Book Review Mike Mannix
When the pioneers of those 2 great American cities Chicago & Detroit, created a sound that crossed the Atlantic, the UK picked up the baton and became the greatest powerhouse of dance music culture and creativity ever seen at that time.
We are really lucky as a magazine with so many genuine readers on this page, who do know their shit as regards dance music history and culture, and, who actually lived through the whole dance music revolution, and to this day are still involved, still listening and are genuinely still in love with those original beats, whilst also including today’s genuine seekers that this post is primarily aimed at.
Over the years there have been so many stories of how the UK dance music scene started, which area or city boasted the first-ever experience of playing Chicago or Detroit records blah fucking done to death waffle. The fact is, it was dispersed across the UK in varying forms and places and didn’t just land here from an island.
Once the British youth had been exposed to those captivating beats, they took the inspiration and started crafting their own sounds. The UK today has created more variations of the original Chicago, Detroit sound than any other country, and that should be the real social narrative!
Without dividing the readers this incredible book focuses on the forgotten North (UK) and its northern soul inspired foundations, that eventually paved the way for what was to come, the dance music/acid house revolution gifted to us in part from Chicago and Detroit.
This brilliant well-researched book goes through the social narrative of the times, growing up in the bleak northern cities whilst carefully crafting the Thatcherite politics of the day across the normal working-class existence, out of which birthed a uniquely UK sound that certainly wasn’t expected, anticipated or forecast.
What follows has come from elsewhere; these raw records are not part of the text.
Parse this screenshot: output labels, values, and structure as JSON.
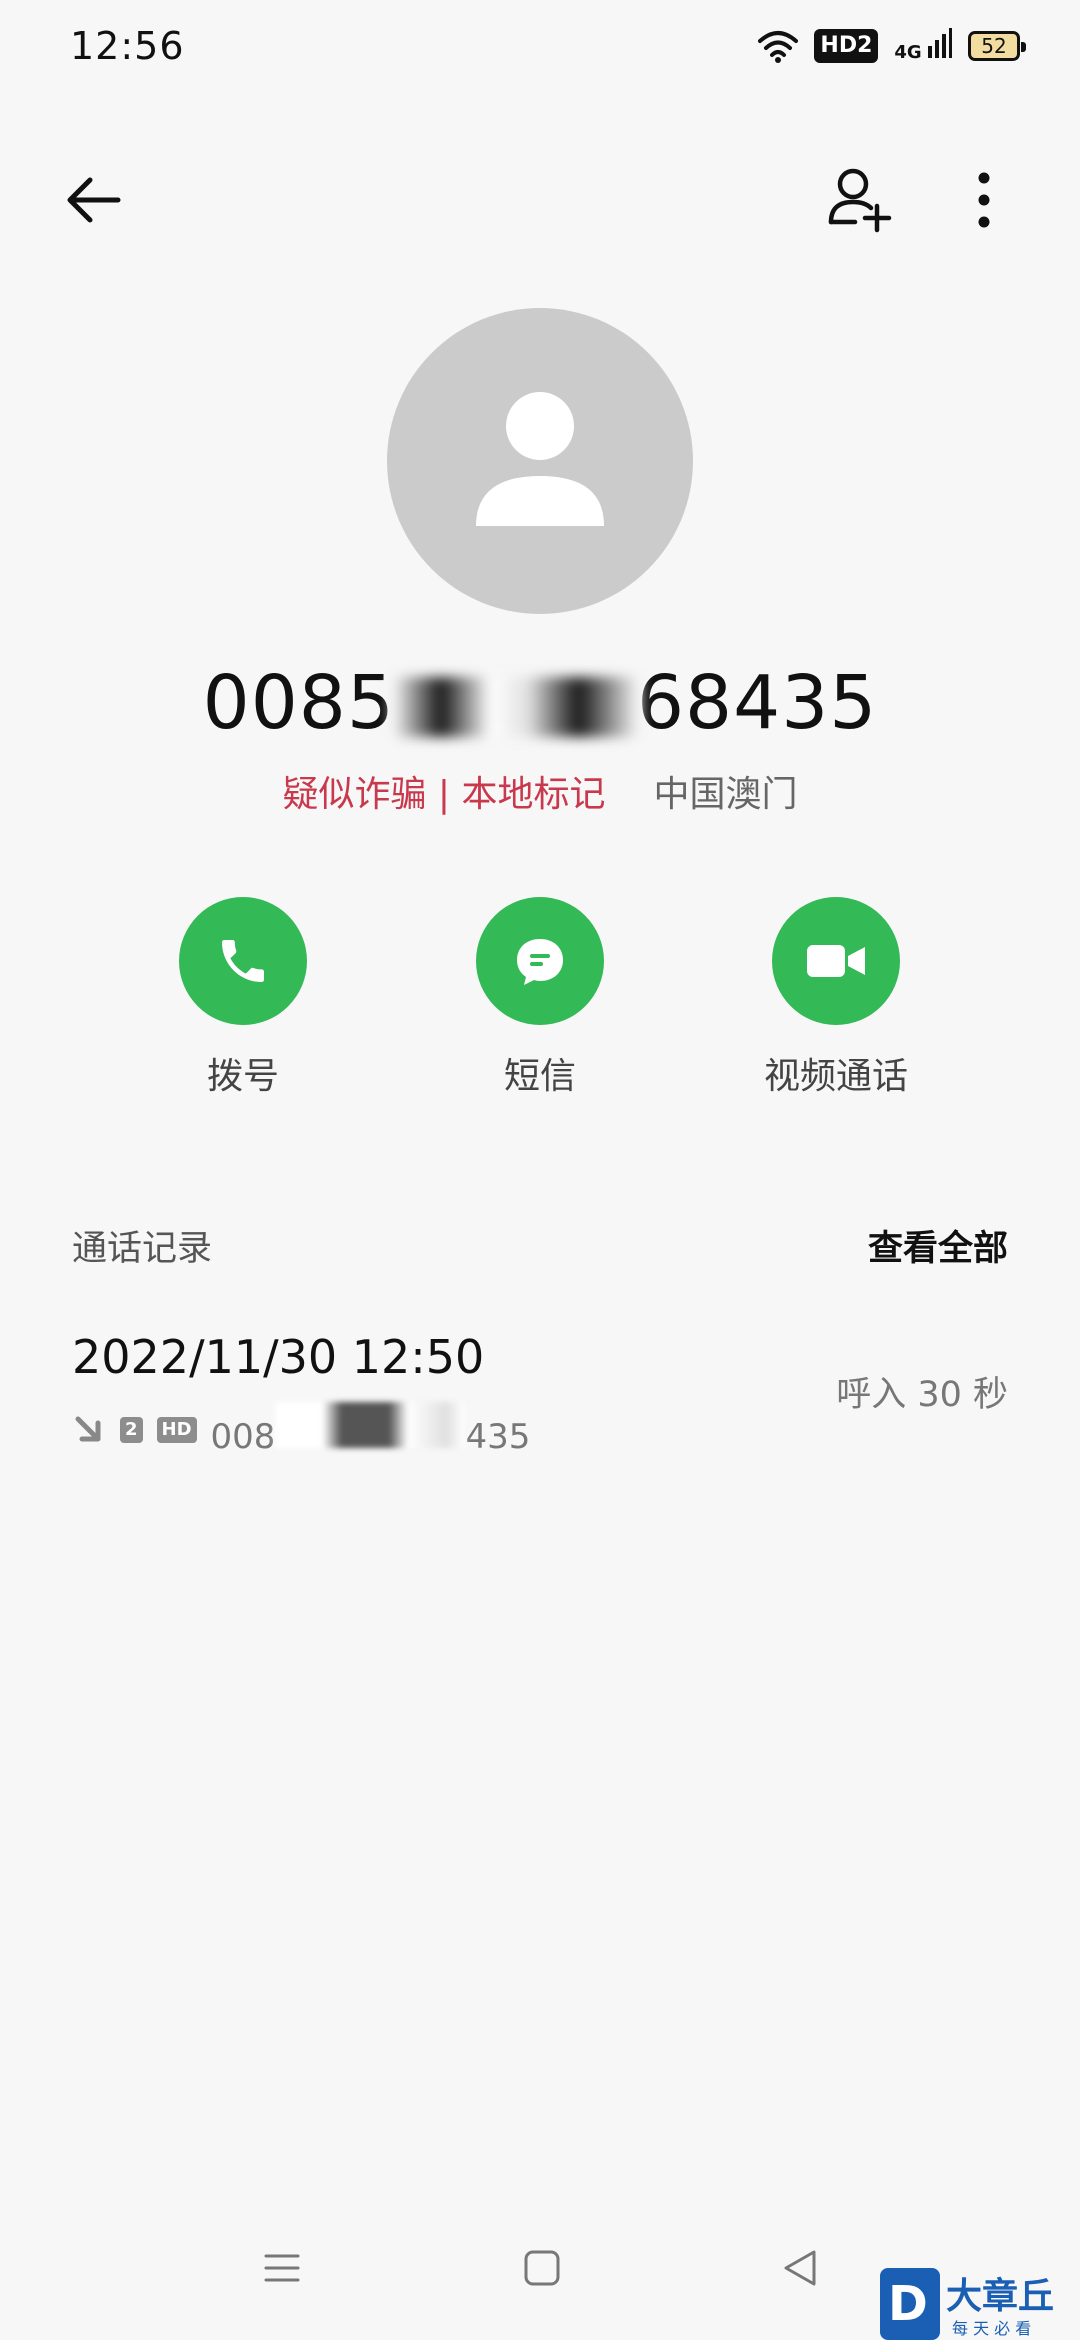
{
  "status_bar": {
    "time": "12:56",
    "hd_badge": "HD2",
    "network": "4G",
    "battery": "52"
  },
  "contact": {
    "number_prefix": "0085",
    "number_suffix": "68435",
    "tag_suspect": "疑似诈骗 | 本地标记",
    "region": "中国澳门"
  },
  "actions": {
    "call_label": "拨号",
    "sms_label": "短信",
    "video_label": "视频通话"
  },
  "history": {
    "title": "通话记录",
    "view_all": "查看全部",
    "records": [
      {
        "datetime": "2022/11/30 12:50",
        "sim": "2",
        "hd": "HD",
        "number_prefix": "008",
        "number_suffix": "435",
        "summary": "呼入  30 秒"
      }
    ]
  },
  "watermark": {
    "brand": "大章丘",
    "tagline": "每 天 必 看"
  },
  "colors": {
    "accent_green": "#33b956",
    "warning_red": "#c9394d",
    "avatar_gray": "#cbcbcb"
  }
}
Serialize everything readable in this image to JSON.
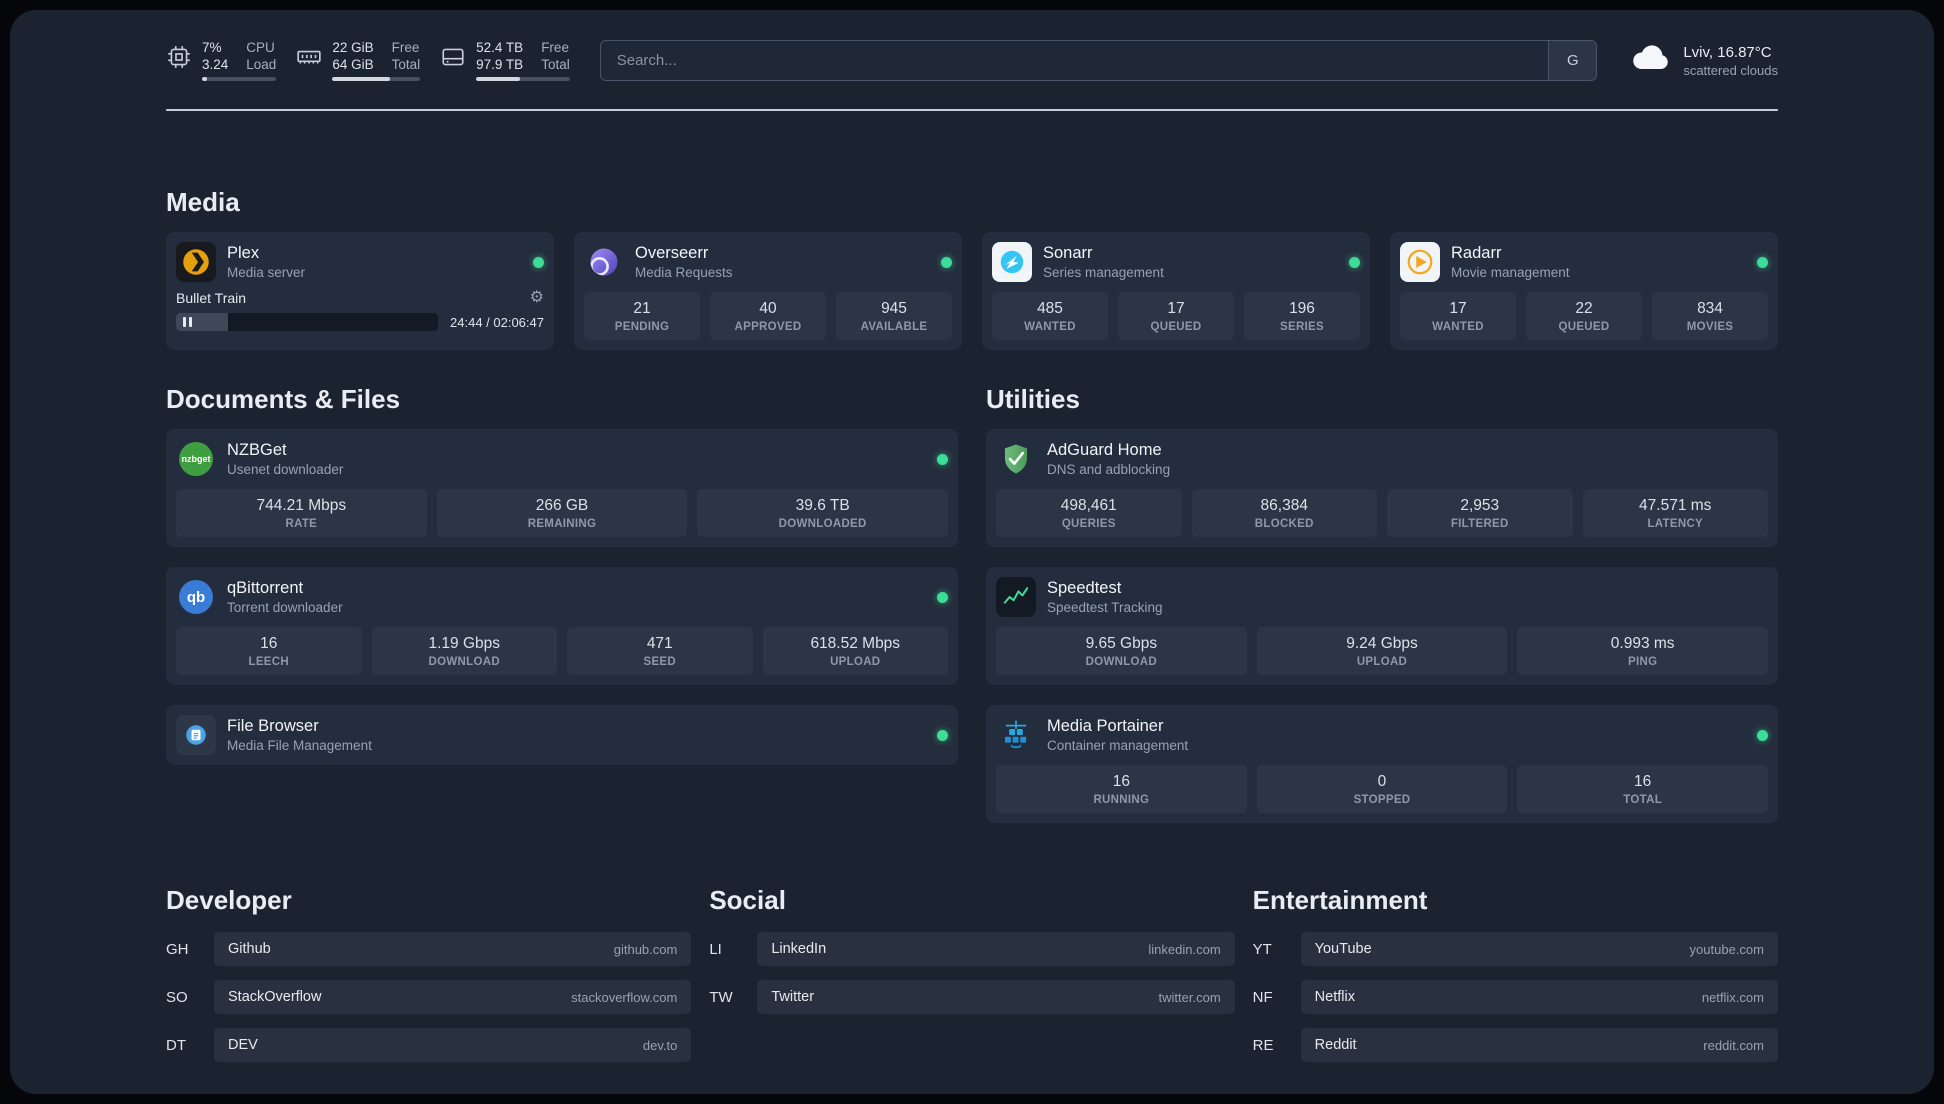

The deftly curated words of the author Matt Anniss act as a time capsule for anyone who witnessed this incredible movement, enabling them to relive those top life-changing moments they still love today, whilst also educating the curious seeker of how it all really came together. This book is a ‘must-have resource’ for any dance music enthusiast, on how the early UK sound developed, in an era that can only be described as the greatest music revolution in history.
Book Review Mike Mannix